Joe’s Basil and Broccoli Soup
5 cups coarsely chopped broccoli
2 cups chicken stock
3 tablespoons of olive oil (Joe suggests a combination of butter and olive oil)
¼ cup fresh chopped basil (when fresh basil is unavailable, tubed basil paste works just fine)
3 cloves garlic, chopped
Salt & pepper
In a saucepan, bring broccoli and stock to a boil. Lower heat and simmer until broccoli is tender, about 45 minutes to an hour. Purée broccoli and stock with an immersion blender, food processor or blender, until smooth. Heat oil and/or melted butter in small saucepan and sauté garlic and basil briefly, until garlic turns brownish. Blend with about 2 cups of purée and process until smooth. Stir into soup. Season with salt, pepper and a squeeze of lemon. To serve, sprinkle with Parmesan cheese or a dollop of sour cream.
(The leaner, meaner version of Ruth’s broccoli soup, served with a dollop of Cabot sour cream.)
The entrée course featured pork schnitzel, simple noodles, and homemade apple sauce. Unlike the broccoli soup, Mom never made schnitzel when I was growing up in the inn, so I asked her to tell the story behind this recipe.

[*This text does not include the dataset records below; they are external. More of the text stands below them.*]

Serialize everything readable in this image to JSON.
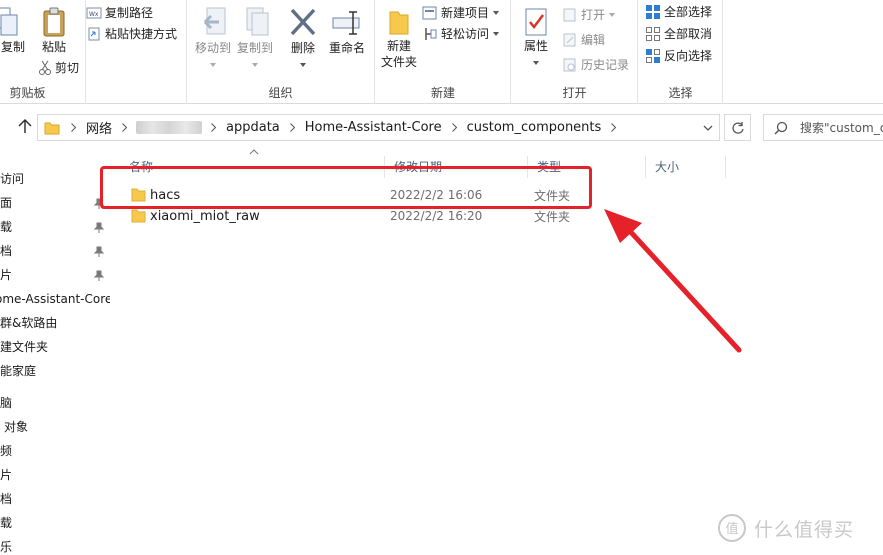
{
  "ribbon": {
    "clipboard": {
      "copy_label": "复制",
      "paste_label": "粘贴",
      "copy_path_label": "复制路径",
      "paste_shortcut_label": "粘贴快捷方式",
      "cut_label": "剪切",
      "group_label": "剪贴板"
    },
    "organize": {
      "move_to_label": "移动到",
      "copy_to_label": "复制到",
      "delete_label": "删除",
      "rename_label": "重命名",
      "group_label": "组织"
    },
    "new": {
      "new_folder_label_1": "新建",
      "new_folder_label_2": "文件夹",
      "new_item_label": "新建项目",
      "easy_access_label": "轻松访问",
      "group_label": "新建"
    },
    "open": {
      "properties_label": "属性",
      "open_label": "打开",
      "edit_label": "编辑",
      "history_label": "历史记录",
      "group_label": "打开"
    },
    "select": {
      "select_all_label": "全部选择",
      "select_none_label": "全部取消",
      "invert_label": "反向选择",
      "group_label": "选择"
    }
  },
  "address": {
    "crumbs": [
      "网络",
      "appdata",
      "Home-Assistant-Core",
      "custom_components"
    ],
    "search_placeholder": "搜索\"custom_c"
  },
  "nav": {
    "items": [
      "访问",
      "面",
      "载",
      "档",
      "片",
      "ome-Assistant-Core",
      "群&软路由",
      "建文件夹",
      "能家庭",
      "脑",
      "对象",
      "频",
      "片",
      "档",
      "载",
      "乐"
    ]
  },
  "list": {
    "columns": {
      "name": "名称",
      "date": "修改日期",
      "type": "类型",
      "size": "大小"
    },
    "rows": [
      {
        "name": "hacs",
        "date": "2022/2/2 16:06",
        "type": "文件夹"
      },
      {
        "name": "xiaomi_miot_raw",
        "date": "2022/2/2 16:20",
        "type": "文件夹"
      }
    ]
  },
  "watermark": {
    "text": "什么值得买",
    "glyph": "值"
  },
  "colors": {
    "highlight": "#e5212a",
    "folder": "#f6c94c",
    "column_header": "#4c607a",
    "accent_blue": "#2f7dd3"
  }
}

“We went to Germany in the early ‘90’s to visit [our son] Wayne, who was stationed there in the Air Force,” Mom said. “When we got back home, your father said we could write off the whole trip on our taxes, because we had brought back this schnitzel recipe, which we’ve been making ever since.”
She also explained that, in addition to being absolutely delicious, this is a very cost-effective, high-protein main dish. My father buys the pork in very large loins when it’s on sale and then slices it into several thin cutlets, which can be used immediately or frozen. The recipe below has its roots in the dinners my parents enjoyed in Germany while on vacation and is a modification of the pork schnitzel in a German cookbook purchased on that trip, combined with the method Mom uses to make her famous “Frenchie’s Chicken.”
(The main course of pork schnitzel with homemade apple sauce, simple pasta, and green beans about to be served.)
4 pork loin cutlets – either boneless pork chops or slices from whole pork loin, about 1/4 in. thick
¼ cup flour
½ cup panko bread crumbs
1 egg beaten with a couple tablespoons of milk
¼ cup butter
¼ cup vegetable oil
Pound pork loin between sheets of plastic wrap until 1/8 inch thick. Melt butter and shortening in frying pan. Put the above flour, panko and beaten egg each on individual plates. Dip both sides of pork cutlets in the flour, the egg, and the crumbs, in that order. Fry in pan until golden brown on each side about 2-3 minutes per side. Keep in slightly warm oven until ready to serve. Or keep cold and put in 400 degree oven for 5 minutes or so before serving. Serve with apple sauce.
When asked about the secret to the recipe, Mom dished out three: “Cut and pound the pork as thin as you can. You have to use panko and not regular bread crumbs. And, it’s the homemade apple sauce that absolutely makes the recipe. Also, the secrets to my apple sauce are: apple cider, extra cinnamon, and using a food mill, to crank through the apples. Oh, and there’s another secret to the apple sauce: I use the whole apple with the stems and everything.”
(Inn keeper Ruth Combers shares some or her cooking secrets, including a German cookbook purchased on a trip to Germany and her trusty hand-operated food mill.)
Ruth’s Home Made Apple Sauce
5 lbs. of regular McIntosh apples
1/4 cup water, apple cider, or apple juice
1 tablespoon lemon juice
1/2 cup brown sugar
1 tablespoon cinnamon
Slice apples. Do not peel or remove cores. Put apples and liquid in large covered pot and cook over medium flame for about 1/2 hr. or until apples are tender. Put apple mixture through a food mill. (“This is a great kitchen gadget, especially for pureeing soups and vegetables,” says Innkeeper Ruth.) Add lemon juice, brown sugar and cinnamon. Apple sauce can be frozen.
Needless to say, dinner was absolutely delicious. That’s all…for now. Tune in next week to find out how Innkeeper Bill fared after two, individual, day-long bread-baking classes at the famous King Arthur Flour’s Baking Education Center, up in Norwich, Vermont.